Owning investment real estate is a tried and true method to accumulate wealth over time while also putting extra money in your pocket each month with a positive cash flow. When the rental income exceeds the monthly payment, taxes, insurance and maintenance that’s one of the requirements when deciding which rental property to buy. But beyond that, there are tax advantages owning rental property you may not be aware of. Note that you need to consult your own tax professional to discuss your personal situation.
Interest. Interest on a mortgage loan used to finance a rental property is tax deductible and is usually the single largest tax deduction.
Depreciation. A physical structure will depreciate over time and tax rules allow landlords to depreciate the cost of the property over time by deducting a portion each year over several years.
Repairs. If your sink disposal goes bad in your primary residence you have to buy another. It’s an out of pocket expen…
Should You Pay Points When Refinancing?

Points are relatively common in mortgage lending. Sometimes referred to as “discount points” because paying points discounts the interest rate, points are nothing more than a form of prepaid interest given to the lender at the settlement table instead of paying additional interest each month as part of your mortgage payment. Whether or not to pay points is completely up to you because the lender really has no preference one way or the other. You either pay interest over time or pay a portion of it upfront. But when you’re refinancing, should paying points even be in the discussion?
Probably not and here’s why. When you’re considering a refinance, the math typically suggests it’s a good thing or maybe not so good. A refinance just like a purchase money loan has associated closing costs involved and these costs need to be considered before making the move. For example, let’s say you’re thinking of refinancing because rates have fallen. Closing cos…
3 Ways Millennials Can Invest in Rental Properties

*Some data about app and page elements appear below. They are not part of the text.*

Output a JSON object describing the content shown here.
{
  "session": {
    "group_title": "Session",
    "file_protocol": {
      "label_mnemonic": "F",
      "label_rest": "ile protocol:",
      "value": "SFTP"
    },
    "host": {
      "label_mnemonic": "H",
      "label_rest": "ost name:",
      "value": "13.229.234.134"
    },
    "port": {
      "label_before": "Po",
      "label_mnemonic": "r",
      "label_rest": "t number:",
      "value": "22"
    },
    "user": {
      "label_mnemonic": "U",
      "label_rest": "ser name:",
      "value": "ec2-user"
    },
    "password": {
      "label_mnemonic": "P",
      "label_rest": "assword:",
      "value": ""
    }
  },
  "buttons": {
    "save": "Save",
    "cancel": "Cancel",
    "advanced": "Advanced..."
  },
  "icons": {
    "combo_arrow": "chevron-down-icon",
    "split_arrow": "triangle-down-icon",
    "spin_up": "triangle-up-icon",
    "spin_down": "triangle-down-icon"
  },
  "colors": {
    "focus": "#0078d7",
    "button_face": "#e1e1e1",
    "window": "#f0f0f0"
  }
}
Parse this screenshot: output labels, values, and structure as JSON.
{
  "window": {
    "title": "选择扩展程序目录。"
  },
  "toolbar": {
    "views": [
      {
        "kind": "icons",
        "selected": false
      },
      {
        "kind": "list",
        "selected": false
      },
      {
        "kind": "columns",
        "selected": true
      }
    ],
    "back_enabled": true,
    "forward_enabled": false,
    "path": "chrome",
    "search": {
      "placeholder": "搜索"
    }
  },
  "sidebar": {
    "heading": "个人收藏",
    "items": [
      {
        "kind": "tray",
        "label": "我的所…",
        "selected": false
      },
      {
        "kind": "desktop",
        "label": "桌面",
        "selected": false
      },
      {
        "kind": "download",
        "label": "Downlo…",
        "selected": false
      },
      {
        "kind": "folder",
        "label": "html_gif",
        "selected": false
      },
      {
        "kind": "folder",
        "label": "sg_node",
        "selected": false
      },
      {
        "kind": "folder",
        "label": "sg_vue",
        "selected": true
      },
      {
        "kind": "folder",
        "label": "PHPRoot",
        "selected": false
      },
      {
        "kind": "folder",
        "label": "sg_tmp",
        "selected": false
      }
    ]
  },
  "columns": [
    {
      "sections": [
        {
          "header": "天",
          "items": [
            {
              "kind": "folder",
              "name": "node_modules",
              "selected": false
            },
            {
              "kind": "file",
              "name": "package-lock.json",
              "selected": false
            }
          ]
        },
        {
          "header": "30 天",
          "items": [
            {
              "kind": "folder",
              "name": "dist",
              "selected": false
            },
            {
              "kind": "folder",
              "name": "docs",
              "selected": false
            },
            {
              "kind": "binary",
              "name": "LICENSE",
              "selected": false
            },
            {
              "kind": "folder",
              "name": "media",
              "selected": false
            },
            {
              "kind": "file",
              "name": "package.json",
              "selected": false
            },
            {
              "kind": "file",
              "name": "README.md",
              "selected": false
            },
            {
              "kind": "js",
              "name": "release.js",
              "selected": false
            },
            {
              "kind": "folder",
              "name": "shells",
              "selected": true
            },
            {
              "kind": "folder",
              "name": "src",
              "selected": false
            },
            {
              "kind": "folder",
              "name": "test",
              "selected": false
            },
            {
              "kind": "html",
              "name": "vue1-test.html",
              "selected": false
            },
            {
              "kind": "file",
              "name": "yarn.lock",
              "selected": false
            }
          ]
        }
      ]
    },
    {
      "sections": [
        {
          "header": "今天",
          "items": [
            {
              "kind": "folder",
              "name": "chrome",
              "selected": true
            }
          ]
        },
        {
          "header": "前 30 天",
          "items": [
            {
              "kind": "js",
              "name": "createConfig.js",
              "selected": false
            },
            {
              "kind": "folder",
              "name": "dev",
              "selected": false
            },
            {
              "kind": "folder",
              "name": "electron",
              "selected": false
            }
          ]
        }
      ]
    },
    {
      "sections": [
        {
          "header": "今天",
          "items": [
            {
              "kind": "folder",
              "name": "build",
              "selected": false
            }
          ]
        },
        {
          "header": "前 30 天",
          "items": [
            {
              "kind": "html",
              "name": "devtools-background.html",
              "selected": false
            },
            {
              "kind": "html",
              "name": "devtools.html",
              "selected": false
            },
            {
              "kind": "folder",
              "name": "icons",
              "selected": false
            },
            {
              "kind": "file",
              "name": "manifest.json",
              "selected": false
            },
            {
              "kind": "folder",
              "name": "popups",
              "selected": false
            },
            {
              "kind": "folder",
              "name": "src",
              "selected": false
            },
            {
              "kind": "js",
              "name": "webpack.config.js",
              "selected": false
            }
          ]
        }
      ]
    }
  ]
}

Investing in real estate is back. In fact, a lot of real estate investors have made quite a bit of money scooping up properties at pennies on the dollar at real estate auctions and foreclosure sales. But those bargains are long gone but investing in real estate has not. In fact, investing in real estate is back in a big way and there are some very good reasons why. But for those who are 18-34 years of age, so-called “millennials,” should they be thinking of real estate as an investment or should they stick with their 401(k) plan? Many investors who save for retirement don’t look to real estate because their employer doesn’t offer it with their 401(k) or their financial planner doesn’t mention it but savvy investors know that real estate should always be considered as a part of their portfolio. Should millennials be looking harder at real estate?
Investing in real estate takes a bit more planning when buying a first rental unit. Why? B…